This is a study of how women figured in public reaction to the church from New Testament times to Christianity's encounter with the pagan critics of the second century CE. The reference to a hysterical woman was made by the most prolific critic of Christianity, Celsus. He was referring to a follower of Jesus - probably Mary Magdalene - who was at the centre of efforts to create and promote belief in the resurrection. MacDonald draws attention to the conviction, emerging from the works of several pagan authors, that female initiative was central to Christianity's development; she sets out to explore the relationship between this and the common Greco-Roman belief that women were inclined towards excesses in religion. The findings of cultural anthropologists of Mediterranean societies are examined in an effort to probe the societal values that shaped public opinion and early church teaching. Concerns expressed in New Testament and early Christian texts about the respectability of women, and even generally about their behaviour, are seen in a new light when one appreciates that outsiders focused on early church women and understood their activities as a reflection of the group as a whole.
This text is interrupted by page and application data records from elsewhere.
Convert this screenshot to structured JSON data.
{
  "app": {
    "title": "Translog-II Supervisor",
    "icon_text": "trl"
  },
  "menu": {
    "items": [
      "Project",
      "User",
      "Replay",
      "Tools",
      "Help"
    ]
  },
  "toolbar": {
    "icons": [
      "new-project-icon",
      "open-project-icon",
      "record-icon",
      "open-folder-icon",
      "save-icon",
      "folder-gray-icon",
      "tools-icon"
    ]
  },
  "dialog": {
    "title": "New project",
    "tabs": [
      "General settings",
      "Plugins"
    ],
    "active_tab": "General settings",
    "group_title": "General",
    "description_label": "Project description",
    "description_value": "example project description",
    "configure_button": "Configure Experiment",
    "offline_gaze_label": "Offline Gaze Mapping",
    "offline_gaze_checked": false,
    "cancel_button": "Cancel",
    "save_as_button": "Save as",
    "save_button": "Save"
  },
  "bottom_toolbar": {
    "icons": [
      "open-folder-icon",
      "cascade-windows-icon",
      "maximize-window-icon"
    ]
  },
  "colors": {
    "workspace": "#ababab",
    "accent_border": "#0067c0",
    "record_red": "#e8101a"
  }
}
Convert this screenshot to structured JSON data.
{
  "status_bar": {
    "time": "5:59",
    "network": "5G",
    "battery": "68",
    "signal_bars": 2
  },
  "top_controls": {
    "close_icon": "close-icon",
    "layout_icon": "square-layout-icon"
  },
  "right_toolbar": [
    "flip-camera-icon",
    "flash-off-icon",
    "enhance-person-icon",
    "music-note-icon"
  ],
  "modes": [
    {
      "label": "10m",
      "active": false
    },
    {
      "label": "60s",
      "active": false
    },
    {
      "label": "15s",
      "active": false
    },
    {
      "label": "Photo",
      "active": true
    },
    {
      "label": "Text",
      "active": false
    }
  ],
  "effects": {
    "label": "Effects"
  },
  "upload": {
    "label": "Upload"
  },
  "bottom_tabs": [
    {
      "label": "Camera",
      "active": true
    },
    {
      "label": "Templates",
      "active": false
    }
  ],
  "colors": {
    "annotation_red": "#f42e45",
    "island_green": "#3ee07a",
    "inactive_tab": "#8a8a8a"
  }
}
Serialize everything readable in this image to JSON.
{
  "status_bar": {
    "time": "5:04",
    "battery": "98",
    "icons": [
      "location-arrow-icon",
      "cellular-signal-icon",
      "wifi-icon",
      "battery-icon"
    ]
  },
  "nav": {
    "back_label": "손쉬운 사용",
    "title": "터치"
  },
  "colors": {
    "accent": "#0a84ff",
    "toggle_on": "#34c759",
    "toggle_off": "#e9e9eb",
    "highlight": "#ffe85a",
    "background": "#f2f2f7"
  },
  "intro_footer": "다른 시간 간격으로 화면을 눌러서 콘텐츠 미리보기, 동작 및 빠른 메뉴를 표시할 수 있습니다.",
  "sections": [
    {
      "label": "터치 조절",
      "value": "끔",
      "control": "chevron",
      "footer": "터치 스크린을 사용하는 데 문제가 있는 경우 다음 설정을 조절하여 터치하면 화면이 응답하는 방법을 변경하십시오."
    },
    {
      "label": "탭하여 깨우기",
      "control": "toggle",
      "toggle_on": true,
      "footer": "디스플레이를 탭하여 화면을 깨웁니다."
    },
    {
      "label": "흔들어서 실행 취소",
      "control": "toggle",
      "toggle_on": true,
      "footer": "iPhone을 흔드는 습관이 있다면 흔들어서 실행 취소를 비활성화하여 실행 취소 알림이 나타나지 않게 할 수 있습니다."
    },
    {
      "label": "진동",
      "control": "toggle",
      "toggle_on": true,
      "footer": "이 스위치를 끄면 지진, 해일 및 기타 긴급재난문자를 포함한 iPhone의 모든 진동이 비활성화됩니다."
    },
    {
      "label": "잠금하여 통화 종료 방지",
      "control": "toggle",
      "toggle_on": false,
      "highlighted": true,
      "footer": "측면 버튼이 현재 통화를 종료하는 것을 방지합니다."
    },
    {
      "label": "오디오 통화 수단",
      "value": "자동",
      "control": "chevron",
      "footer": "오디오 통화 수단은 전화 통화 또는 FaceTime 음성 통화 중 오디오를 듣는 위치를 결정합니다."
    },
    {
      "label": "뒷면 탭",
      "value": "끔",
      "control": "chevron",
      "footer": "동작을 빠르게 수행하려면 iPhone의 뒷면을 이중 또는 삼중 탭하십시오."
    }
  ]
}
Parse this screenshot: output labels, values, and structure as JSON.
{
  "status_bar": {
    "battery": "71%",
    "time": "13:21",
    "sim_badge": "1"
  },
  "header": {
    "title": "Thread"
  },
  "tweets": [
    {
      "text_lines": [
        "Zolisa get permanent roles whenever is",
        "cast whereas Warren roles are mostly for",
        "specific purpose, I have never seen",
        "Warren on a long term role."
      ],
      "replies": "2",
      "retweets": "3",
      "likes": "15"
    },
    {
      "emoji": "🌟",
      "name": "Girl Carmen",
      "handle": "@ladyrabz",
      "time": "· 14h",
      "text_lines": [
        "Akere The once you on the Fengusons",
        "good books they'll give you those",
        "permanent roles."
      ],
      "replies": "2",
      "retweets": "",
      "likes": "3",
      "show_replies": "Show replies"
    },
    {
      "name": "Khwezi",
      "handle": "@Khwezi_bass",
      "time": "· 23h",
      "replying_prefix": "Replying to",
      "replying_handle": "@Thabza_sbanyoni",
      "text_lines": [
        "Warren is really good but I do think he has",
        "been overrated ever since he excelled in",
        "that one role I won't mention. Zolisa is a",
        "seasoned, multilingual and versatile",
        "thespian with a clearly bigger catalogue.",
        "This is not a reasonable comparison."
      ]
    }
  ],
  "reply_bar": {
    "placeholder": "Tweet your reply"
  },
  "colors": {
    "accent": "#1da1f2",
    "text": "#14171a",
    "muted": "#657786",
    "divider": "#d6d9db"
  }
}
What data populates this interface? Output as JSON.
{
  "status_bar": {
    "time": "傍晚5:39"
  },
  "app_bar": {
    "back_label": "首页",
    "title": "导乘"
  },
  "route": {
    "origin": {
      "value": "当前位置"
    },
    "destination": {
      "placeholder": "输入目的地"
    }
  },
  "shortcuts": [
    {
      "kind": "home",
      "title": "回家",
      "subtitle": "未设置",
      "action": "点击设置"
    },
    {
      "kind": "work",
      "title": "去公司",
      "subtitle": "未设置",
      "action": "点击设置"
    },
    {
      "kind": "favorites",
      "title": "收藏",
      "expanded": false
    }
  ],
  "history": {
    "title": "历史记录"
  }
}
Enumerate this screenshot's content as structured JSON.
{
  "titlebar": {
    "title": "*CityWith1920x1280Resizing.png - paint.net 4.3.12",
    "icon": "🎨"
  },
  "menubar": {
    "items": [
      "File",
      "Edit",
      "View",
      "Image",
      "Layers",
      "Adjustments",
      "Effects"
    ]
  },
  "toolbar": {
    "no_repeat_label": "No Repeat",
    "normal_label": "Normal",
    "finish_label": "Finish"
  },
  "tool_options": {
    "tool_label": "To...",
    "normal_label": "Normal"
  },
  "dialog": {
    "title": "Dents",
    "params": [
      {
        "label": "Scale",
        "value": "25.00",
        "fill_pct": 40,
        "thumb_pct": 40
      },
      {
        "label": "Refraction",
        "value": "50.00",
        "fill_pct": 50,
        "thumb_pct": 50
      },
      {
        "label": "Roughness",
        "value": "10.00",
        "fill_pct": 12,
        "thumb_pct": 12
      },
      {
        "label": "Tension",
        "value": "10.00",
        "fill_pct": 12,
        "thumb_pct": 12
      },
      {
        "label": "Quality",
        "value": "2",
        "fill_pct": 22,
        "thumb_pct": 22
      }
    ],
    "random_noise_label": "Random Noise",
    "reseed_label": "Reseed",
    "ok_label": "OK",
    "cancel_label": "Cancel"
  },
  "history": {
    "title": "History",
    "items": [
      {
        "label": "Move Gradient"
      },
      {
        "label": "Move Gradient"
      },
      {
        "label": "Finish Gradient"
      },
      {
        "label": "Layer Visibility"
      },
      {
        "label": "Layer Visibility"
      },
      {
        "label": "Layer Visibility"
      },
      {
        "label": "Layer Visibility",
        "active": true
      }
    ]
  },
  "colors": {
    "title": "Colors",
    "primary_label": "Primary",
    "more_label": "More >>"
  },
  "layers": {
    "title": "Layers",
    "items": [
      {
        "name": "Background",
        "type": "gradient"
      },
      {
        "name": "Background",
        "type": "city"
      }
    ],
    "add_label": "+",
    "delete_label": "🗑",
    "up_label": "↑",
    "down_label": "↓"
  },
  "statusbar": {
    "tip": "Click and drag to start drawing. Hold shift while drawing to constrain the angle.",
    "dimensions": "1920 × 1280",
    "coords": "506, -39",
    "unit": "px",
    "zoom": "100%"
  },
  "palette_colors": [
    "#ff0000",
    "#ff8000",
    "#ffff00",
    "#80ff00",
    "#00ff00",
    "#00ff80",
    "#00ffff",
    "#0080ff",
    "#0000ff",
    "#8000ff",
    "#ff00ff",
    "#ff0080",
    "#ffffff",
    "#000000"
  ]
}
"This sensitively written and subtly argues book sheds new light on the position of women in early Christianity by investigating the stereotypes of Christian women purveyed in pagan and early Christian texts through the lens of social-scientific models of gender relations." University of Toronto Quarterly "Recommended both for the educated reader and the scholar of Christian origins." Sara C. Winter, Religious Studies Review "This book will be of particular interest to early-Christian scholars working on women and/or on Christianity and pagan culture as well as to scholars studying women and religion." Susan A. Calef, Journal of Religion "...MacDonald...has raised a very important question in the study of early Christianity, one that should continue to be pursued." Carolyn Osiek, The Catholic Biblical Quarterly "MacDonald has helped us to understand new dimensions of these tensions, and she has done so in a balanced and nuanced way that one can only admire." Peter Richardson, Studies in Relgion "MacDonald writes a provocative inquiry into the interaction between women in earliest Christianity and the restraints and opportunities afforded them in Greco-Roman society. The volume is marked by informed and carefully applied social and anthropological contructs which bear on an analysis of religions in the first centuries C.E. Original lines of investigations are pursued, and some intriguing conclusions are offered to the reader. This book is a welcome addition to the academic study of religion and to New Testament scholarship in particular. It is cleanly edited, with helpful bibliography and serviceable index." Rollin A. Ramsarin, Journal of the American Academy of Religion "Those interested in women's studies will, of course, welcome this book, but any student of the early Church will learn from it. ...this is a good book for scholars and lay people alike." Stephen Benko, The Catholic Historical Review